Firefighters suspect that a possibly overloaded extension cord sparked a blaze in a condominium unit, leaving five people homeless and knocking out power to much of Douglas Island on Wednesday morning.
"It was a difficult fire to attack," Capital City Fire and Rescue Chief Eric Mohrmann said.
The fire was in a four-unit, two-floor complex at 2569 Douglas Highway.
Power lines running parallel with Douglas Highway prevented firefighters from using a ladder truck, Mohrmann said. Two sections of supply hose broke, possibly from motorists driving over them. And when firefighters arrived at the scene, the fire was too far along to send people into the building, he said.
The highway was closed off for two hours. At the request of the fire department, Alaska Electric Light & Power shut down power in the high-intensity line, blacking out everything on the island south of the Douglas Bridge from 9:21 to 10:39 a.m., office manager Gayle Wood said.
Mohrmann estimated damage to the complex at $650,000.
A resident sleeping on his couch woke to see fire on the floor. After he couldn't put it out, he alerted neighbors, investigators said.
Within two minutes, flames were reported pouring out of a ground-floor door and a second-floor window, Mohrmann said.
A city ambulance took one resident to Bartlett Regional Hospital. The patient, whom officials didn't identify, was released later in the day, said Elayne Boyce, district director of the American Red Cross in Southeast Alaska.
All of the displaced residents had arranged to stay with family members and friends Wednesday night, she said.
Resident Robyn Marriott, standing outside with her dog, was calm Wednesday morning as she watched flames leaping from her unit. She was at work at the Alaska Department of Labor building across Gastineau Channel when she got a call from a neighbor, looked out the window and saw the smoke.
Marriott lost everything that she didn't have with her, including boxes of her molded glass artwork.
Her eyes teared when she said her two cats were missing.
Firefighters found both later.

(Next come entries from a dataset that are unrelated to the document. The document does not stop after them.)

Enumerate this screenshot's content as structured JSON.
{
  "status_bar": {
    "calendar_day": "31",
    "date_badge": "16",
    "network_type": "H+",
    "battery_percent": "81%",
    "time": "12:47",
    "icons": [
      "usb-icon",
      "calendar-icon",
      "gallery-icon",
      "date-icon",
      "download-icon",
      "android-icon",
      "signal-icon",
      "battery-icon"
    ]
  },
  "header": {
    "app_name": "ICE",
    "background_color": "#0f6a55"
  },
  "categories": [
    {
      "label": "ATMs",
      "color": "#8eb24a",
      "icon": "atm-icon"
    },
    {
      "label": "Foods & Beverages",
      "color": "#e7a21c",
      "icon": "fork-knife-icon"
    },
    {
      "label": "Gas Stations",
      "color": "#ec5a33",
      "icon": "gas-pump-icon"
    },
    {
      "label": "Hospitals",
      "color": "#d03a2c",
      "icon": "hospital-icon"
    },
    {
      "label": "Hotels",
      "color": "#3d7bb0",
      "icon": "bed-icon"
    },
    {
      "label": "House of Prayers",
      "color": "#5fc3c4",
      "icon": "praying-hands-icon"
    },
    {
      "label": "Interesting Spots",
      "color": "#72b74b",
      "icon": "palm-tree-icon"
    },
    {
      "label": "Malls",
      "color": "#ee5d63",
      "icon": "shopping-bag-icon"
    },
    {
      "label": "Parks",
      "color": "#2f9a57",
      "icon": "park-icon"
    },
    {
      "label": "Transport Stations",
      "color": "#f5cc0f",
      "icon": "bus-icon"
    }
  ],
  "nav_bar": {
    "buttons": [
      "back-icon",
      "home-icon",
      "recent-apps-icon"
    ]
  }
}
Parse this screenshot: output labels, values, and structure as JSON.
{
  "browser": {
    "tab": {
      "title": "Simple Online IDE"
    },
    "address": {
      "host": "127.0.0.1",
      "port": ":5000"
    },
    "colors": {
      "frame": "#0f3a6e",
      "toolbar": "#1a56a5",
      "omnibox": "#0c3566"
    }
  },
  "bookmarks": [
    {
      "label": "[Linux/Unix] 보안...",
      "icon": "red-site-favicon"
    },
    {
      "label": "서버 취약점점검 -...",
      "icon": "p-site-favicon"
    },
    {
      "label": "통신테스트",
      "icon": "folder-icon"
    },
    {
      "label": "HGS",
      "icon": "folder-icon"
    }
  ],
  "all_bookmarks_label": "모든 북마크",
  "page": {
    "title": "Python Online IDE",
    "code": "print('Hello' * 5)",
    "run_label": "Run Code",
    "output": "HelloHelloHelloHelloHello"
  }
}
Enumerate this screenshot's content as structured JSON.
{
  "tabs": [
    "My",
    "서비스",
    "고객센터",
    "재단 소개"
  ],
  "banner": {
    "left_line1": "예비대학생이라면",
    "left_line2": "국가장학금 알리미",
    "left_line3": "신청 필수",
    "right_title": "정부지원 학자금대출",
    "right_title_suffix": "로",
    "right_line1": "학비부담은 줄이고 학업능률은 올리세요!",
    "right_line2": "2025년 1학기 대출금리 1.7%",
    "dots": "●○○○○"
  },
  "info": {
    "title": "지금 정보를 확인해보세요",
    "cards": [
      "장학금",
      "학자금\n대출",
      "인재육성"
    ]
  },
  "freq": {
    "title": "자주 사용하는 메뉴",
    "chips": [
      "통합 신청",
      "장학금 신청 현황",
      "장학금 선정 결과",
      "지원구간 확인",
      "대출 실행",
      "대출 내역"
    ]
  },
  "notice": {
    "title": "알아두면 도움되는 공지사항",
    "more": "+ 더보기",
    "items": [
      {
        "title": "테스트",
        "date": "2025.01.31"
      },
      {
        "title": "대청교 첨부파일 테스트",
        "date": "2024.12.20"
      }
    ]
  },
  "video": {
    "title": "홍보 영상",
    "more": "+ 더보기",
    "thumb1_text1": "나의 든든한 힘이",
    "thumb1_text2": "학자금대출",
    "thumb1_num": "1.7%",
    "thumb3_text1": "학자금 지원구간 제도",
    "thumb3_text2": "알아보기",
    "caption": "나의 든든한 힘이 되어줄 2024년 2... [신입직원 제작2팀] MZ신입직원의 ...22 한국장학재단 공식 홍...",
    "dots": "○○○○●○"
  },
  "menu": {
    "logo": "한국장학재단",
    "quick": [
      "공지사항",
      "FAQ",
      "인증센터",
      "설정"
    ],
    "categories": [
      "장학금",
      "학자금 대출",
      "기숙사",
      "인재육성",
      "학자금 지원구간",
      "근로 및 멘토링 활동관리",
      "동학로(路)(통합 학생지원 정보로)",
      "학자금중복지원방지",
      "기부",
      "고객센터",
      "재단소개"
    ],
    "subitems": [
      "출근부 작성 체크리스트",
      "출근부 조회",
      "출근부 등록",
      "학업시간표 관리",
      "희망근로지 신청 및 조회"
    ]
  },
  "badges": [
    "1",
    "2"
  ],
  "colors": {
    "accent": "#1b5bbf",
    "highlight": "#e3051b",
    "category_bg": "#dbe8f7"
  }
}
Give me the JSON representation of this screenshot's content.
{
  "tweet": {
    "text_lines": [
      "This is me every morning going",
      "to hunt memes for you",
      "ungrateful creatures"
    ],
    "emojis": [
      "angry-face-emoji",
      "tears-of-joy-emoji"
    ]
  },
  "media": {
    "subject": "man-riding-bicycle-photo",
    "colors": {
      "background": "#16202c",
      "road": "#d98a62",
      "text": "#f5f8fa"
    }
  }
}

Mohrmann said all the pets in the complex escaped harm.
At the scene, neighbors credited Mark Aurella, a Coast Guard petty officer, with waking up one resident and letting a dog out on his way home from work.
"Neighbors yelled to get them out," he said. "I did what I did, just doing what anybody would have done. I just want to go home and get some breakfast."
Click here for more photos from the Douglas Fire
Tony Carroll can be reached at firstname.lastname@example.org.